After all, we all come for the same thing, in all the congregations of God’s church gathered in the presence of the Spirit on this Pentecost Sunday. We are not the same, but we come for the same thing. We’re not all from the same place, but we come out of the same instinct, this need to be the presence of the Creator. We don’t all speak the same language— how boring it would be if we did — and yet we do speak this one elemental language, this pre-verbal language, this language born before the foundations of the earth, this language called worship. We all come to be fed. We all come hungry. If you do not come to the Dekalb Farmer’s Market hungry you soon will be. It’s a good thing they also serve a mean lunch, inspired, as all good things are, from all the corners of the globe. Miso next to masa, dumplings next to dolmas, every tradition I could imagine, more than a few I cannot. And you can stand in that line with folks from every corner of God’s earth, and you can hear on their lips more languages than you thought the world could hold, but all of those people are there for the same thing. No meal on this side of the kingdom I think is quite so satisfying.

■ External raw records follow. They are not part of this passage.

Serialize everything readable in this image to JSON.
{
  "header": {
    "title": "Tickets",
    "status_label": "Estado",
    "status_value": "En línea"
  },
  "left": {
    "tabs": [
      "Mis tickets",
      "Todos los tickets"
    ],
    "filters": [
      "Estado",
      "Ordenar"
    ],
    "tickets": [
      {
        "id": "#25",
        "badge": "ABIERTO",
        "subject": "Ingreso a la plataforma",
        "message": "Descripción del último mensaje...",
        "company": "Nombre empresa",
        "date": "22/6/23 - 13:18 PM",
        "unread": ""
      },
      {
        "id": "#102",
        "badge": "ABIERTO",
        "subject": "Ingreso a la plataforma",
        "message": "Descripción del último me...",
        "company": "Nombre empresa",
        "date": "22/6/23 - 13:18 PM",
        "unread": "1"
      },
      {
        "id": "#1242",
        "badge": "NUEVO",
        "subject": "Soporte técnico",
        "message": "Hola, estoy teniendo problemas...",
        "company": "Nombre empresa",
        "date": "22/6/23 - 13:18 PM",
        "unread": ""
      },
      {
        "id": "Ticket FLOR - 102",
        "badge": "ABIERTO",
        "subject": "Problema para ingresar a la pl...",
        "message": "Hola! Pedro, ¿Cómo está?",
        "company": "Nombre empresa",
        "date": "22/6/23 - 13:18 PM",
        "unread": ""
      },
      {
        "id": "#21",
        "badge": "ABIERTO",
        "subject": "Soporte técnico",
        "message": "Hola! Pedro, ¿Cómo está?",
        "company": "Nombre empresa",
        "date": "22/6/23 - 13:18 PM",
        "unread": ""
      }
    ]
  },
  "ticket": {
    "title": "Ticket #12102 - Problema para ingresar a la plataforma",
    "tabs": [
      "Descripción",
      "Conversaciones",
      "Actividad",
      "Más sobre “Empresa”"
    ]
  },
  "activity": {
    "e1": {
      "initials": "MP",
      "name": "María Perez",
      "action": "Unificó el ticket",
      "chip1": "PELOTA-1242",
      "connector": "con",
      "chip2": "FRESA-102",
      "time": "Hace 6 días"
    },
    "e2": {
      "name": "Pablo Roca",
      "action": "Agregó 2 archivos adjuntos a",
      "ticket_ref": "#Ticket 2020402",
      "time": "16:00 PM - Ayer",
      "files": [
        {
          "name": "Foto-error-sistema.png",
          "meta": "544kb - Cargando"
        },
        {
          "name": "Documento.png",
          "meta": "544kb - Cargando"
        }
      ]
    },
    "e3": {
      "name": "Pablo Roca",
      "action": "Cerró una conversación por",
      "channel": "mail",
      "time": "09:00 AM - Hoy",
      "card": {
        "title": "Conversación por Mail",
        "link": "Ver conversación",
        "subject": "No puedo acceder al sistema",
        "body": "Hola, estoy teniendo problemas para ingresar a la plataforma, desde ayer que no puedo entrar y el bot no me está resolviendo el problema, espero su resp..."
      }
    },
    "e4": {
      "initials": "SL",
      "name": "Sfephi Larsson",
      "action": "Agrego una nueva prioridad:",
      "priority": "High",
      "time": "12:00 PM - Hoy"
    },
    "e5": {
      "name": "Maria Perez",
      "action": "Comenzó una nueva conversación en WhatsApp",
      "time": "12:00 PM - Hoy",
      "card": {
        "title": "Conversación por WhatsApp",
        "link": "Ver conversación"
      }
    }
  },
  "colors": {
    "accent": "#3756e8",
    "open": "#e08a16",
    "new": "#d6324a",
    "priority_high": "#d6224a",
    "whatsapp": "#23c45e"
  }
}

Of course here at UPC in this little sliver of God’s church on this Pentecost Sunday, we don’t come from quite so many places nor do we speak quite so many languages. But we do all hunger. And we all will have lunch, today, after worship, in the courtyard, a celebration of this church on this Pentecost Day and a celebration of all of the voices that gather inside it. And so my charge today is that as we take this time for fellowship that we also take the time to embrace one another, fully, entirely, authentically, beautifully as we are. As you eat, ask your neighbor who they are. As you eat, ask a friend who they are. Listen with open ears and open hearts and open arms. Listen as they tell you, each in their own language. Listen, and you will hear. From strangers and friends. Students and teachers. Rich and poor and gay and straight and young and old and young at heart. You will hear from deep-rooted Texans and sojourners in a strange land. You will hear from deep-hearted Presbyterians and wandering pilgrims. You will hear from Parthians, and Medes, and Elamites, and residents of Mesopotamia, Judea and Cappadocia, and Round Rock, and Buda, and Manor, and Dripping Springs. Ask them who they are. And you may hear something of the kingdom.

Thanks be to God. Amen.